Concert Reviews | CD Reviews | DVD Reviews | Opera | Early Music | News | Film | Art | Books | Kids

18.5.08

In Brief

Who told the Dallas Stars they could win games? Grr. Here is your regular Sunday selection of links to good things in Blogville and Beyond.

  • It is likely that the overlap between musicians and those who played fantasy games in their youth is large -- er, not that I would know anything about that. In case we needed a reason to connect the two, Cory Doctorow directs us to a guide to using polyhedral dice to make random decisions in composing music. The comments are incredibly insightful -- Schoenberg and the serialists would not have wanted to use dice, but John Cage did. [Boing Boing]

  • Matthew Guerrieri has posted a great response to Greg Sandow's recent article about the gentility of classical music. [Soho the Dog]

  • Via Patty, perhaps this is what we can expect if we shake up the rules of classical concert etiquette? *shudder* [Oboeinsight]

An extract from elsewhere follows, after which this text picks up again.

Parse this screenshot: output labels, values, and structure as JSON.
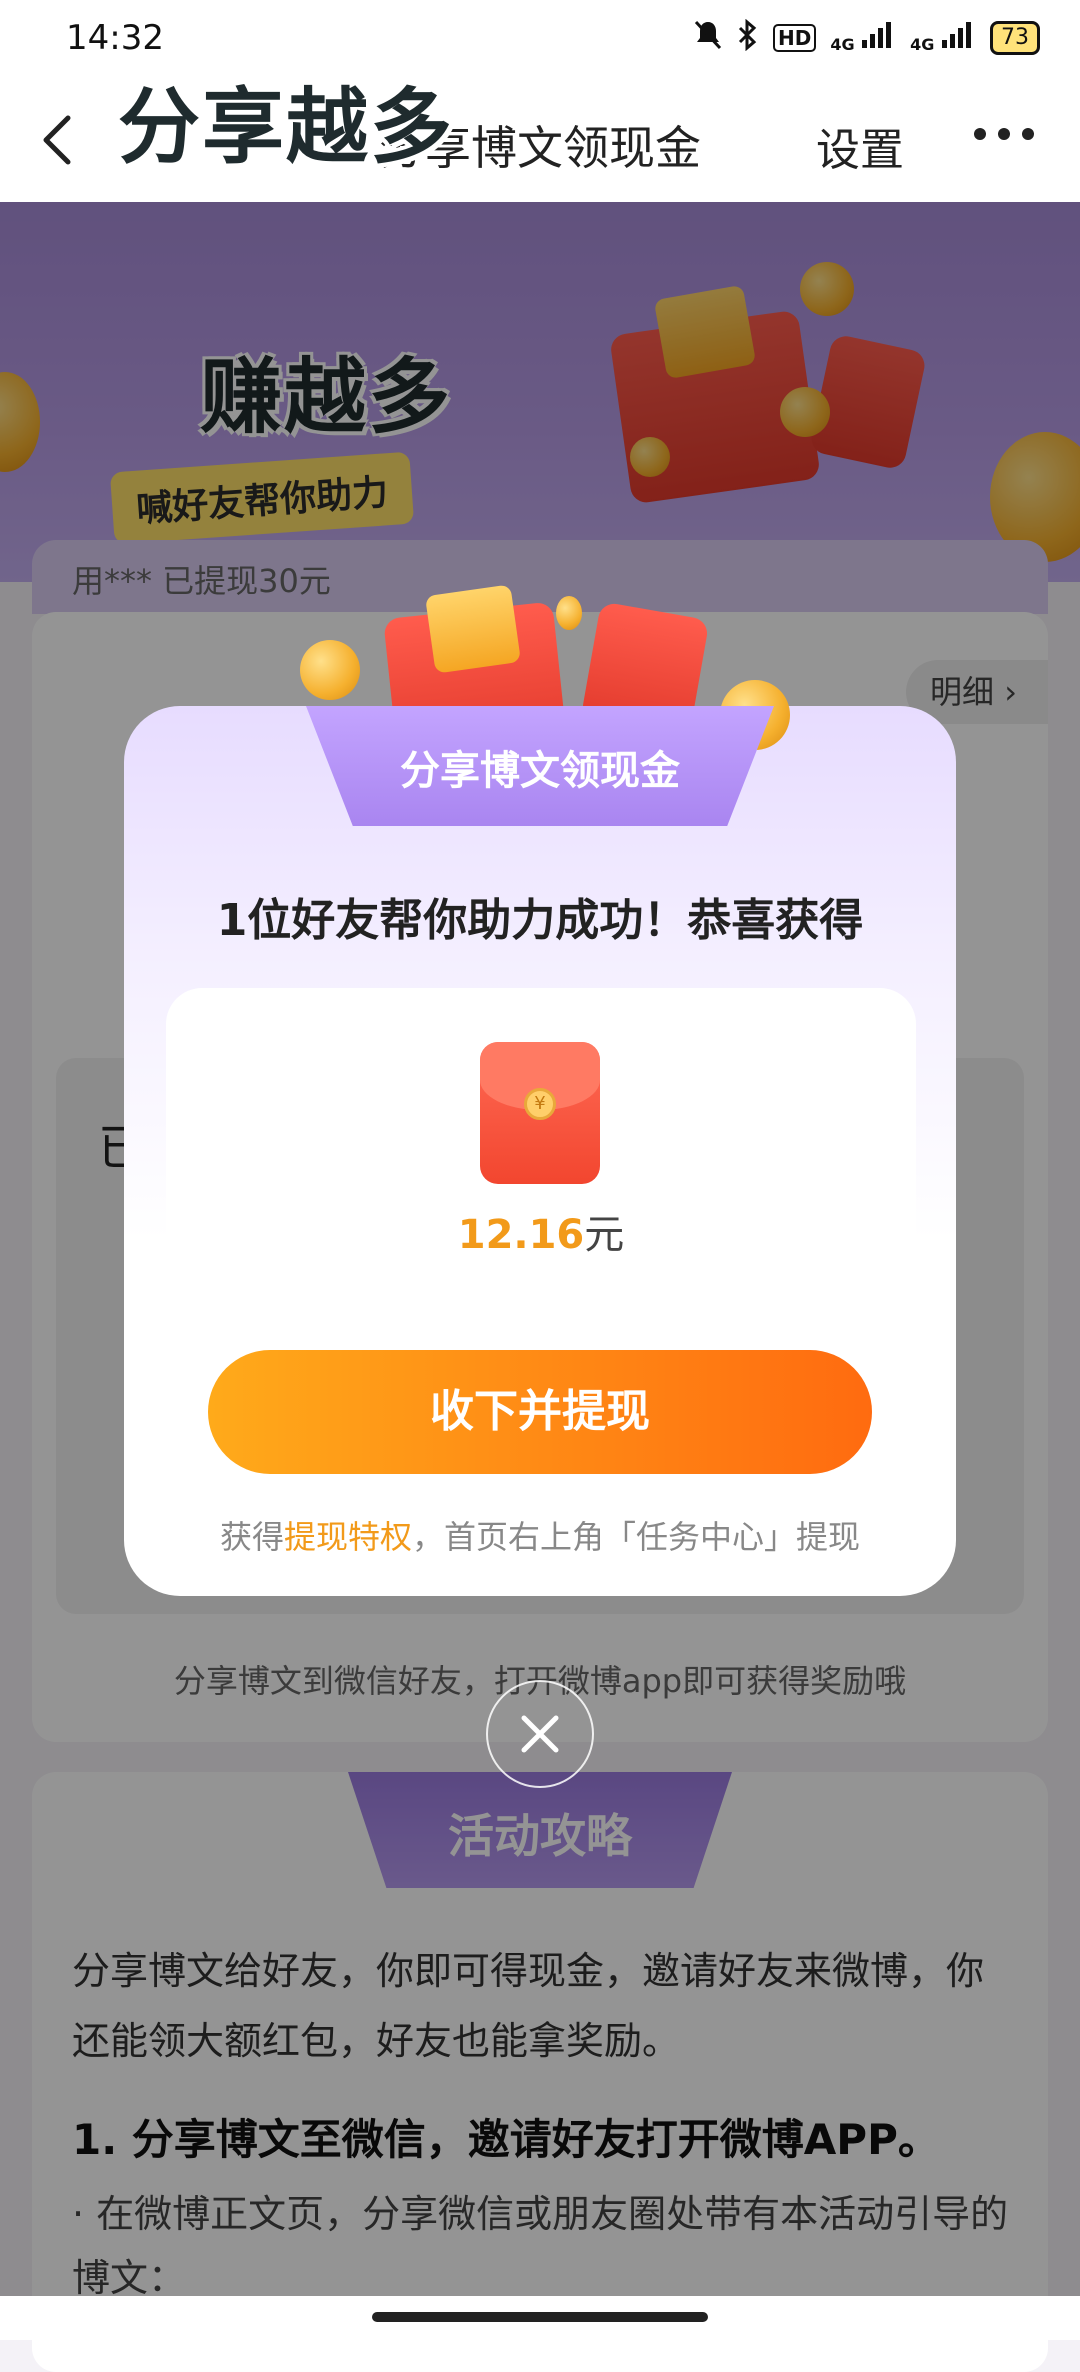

  • From Marc Geelhoed, the tragic story of the principal cellist of the Augusta Symphony Orchestra in Georgia. As reported in the Augusta Chronicle, David Reader was shot to death, apparently after a drug deal went bad. [Deceptively Simple]

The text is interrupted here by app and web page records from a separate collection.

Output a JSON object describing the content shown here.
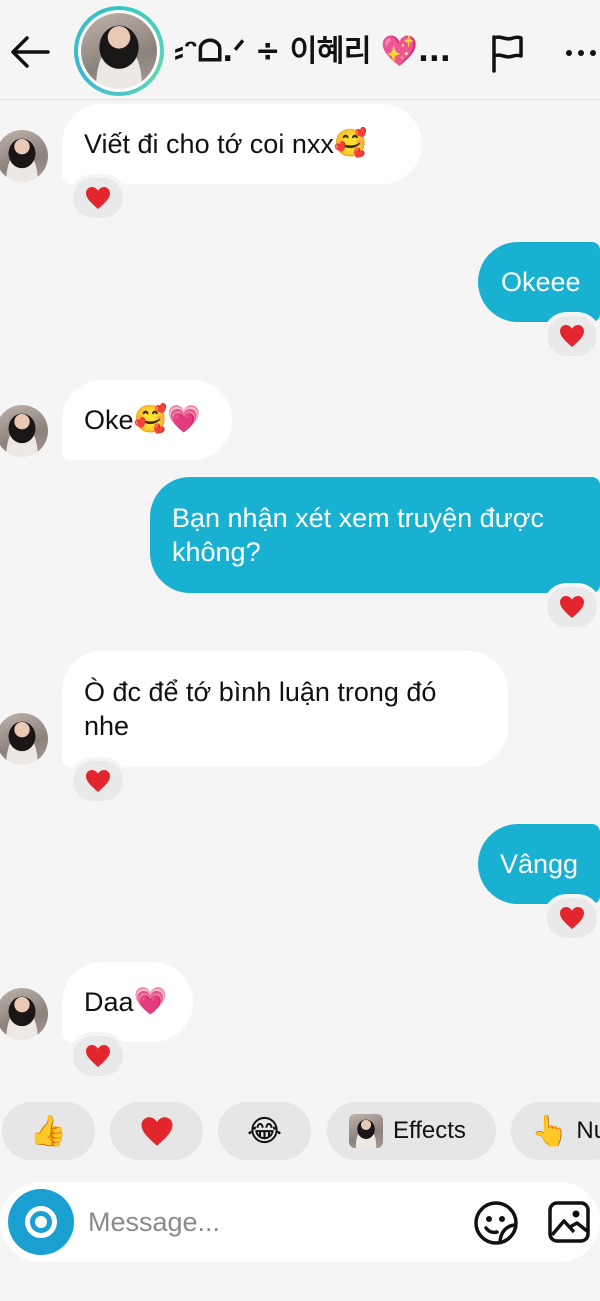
{
  "header": {
    "contact_name": "⸗ᵔᗝ.ᐟ ÷ 이혜리 💖...",
    "icons": {
      "back": "arrow-left-icon",
      "flag": "flag-icon",
      "more": "more-horizontal-icon"
    }
  },
  "messages": [
    {
      "direction": "in",
      "text": "Viết đi cho tớ coi nxx",
      "emoji": "🥰",
      "reaction": "❤️"
    },
    {
      "direction": "out",
      "text": "Okeee",
      "emoji": "",
      "reaction": "❤️"
    },
    {
      "direction": "in",
      "text": "Oke",
      "emoji": "🥰💗",
      "reaction": ""
    },
    {
      "direction": "out",
      "line1": "Bạn nhận xét xem truyện được",
      "line2": "không?",
      "reaction": "❤️"
    },
    {
      "direction": "in",
      "line1": "Ò đc để tớ bình luận trong đó",
      "line2": "nhe",
      "reaction": "❤️"
    },
    {
      "direction": "out",
      "text": "Vângg",
      "emoji": "",
      "reaction": "❤️"
    },
    {
      "direction": "in",
      "text": "Daa",
      "emoji": "💗",
      "reaction": "❤️"
    }
  ],
  "quick_reactions": {
    "thumbs_up": "👍",
    "heart": "❤️",
    "laugh": "😂",
    "effects_label": "Effects",
    "nudge_glyph": "👆",
    "nudge_label": "Nudge"
  },
  "composer": {
    "placeholder": "Message...",
    "icons": {
      "camera": "camera-icon",
      "sticker": "sticker-icon",
      "gallery": "gallery-icon"
    }
  },
  "colors": {
    "background": "#f5f5f5",
    "incoming_bubble": "#ffffff",
    "outgoing_bubble": "#18b1d2",
    "accent_camera": "#1a9fd1",
    "heart": "#e3262d"
  }
}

  • Peter Aidu plays Steve Reich's Piano Phase -- both pianos simultaneously. [Sequenza 21]

  • From Musical America, the news that Bernard Holland will accept a buyout and retire from the New York Times. La Cieca exults. [Parterre Box]

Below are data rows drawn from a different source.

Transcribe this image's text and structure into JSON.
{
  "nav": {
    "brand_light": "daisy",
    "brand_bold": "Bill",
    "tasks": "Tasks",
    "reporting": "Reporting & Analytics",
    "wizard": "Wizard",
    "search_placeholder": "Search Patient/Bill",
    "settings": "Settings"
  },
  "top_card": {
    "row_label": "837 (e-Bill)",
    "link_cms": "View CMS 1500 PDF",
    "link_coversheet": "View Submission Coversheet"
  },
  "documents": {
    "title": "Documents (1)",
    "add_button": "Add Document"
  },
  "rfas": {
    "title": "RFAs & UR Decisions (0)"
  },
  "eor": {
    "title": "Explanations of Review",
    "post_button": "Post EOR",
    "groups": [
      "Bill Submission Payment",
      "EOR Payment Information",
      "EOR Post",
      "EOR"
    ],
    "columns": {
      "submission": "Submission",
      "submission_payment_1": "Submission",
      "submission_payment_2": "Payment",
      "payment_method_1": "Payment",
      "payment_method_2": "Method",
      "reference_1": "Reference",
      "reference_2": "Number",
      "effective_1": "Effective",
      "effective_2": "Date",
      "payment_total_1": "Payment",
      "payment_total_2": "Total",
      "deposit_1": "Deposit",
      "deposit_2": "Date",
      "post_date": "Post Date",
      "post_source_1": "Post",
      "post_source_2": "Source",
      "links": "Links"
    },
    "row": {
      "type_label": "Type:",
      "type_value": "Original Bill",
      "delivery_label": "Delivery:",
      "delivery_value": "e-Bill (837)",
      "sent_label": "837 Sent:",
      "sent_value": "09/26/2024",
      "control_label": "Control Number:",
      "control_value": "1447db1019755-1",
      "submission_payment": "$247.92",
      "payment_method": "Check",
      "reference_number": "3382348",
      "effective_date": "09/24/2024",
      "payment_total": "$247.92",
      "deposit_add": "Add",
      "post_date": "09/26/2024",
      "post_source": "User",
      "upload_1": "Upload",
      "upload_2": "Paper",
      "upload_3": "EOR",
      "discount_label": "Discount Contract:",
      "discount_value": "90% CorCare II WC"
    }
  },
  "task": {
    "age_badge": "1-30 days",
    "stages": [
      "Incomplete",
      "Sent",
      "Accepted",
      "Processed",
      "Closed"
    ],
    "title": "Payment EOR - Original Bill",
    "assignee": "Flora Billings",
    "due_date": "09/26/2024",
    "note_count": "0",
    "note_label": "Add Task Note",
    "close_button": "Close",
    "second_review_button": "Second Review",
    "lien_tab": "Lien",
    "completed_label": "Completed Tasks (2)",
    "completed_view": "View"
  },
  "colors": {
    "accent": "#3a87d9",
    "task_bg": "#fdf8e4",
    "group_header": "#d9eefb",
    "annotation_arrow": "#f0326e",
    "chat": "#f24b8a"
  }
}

  • Speaking of buyouts, half the staff of the Washington Post is taking them, too. [DCist]

  • The week has been filled with tributes to artist Robert Rauschenberg, who died on Monday of a sudden heart attack. Kriston Capps has a list of where you can see Rauschenberg's work around Washington. [DCist]

  • Holy musicology! Ralph Locke -- Ralph Locke! -- will be blogging for a while this summer, replacing Phil Ford and Jonathan Bellman, who want a vacation or something. Worlds collide. [Dial "M" for Musicology]

  • Via The Literary Saloon, The New Yorker has launched a blog about books. [The Book Bench]

No comments: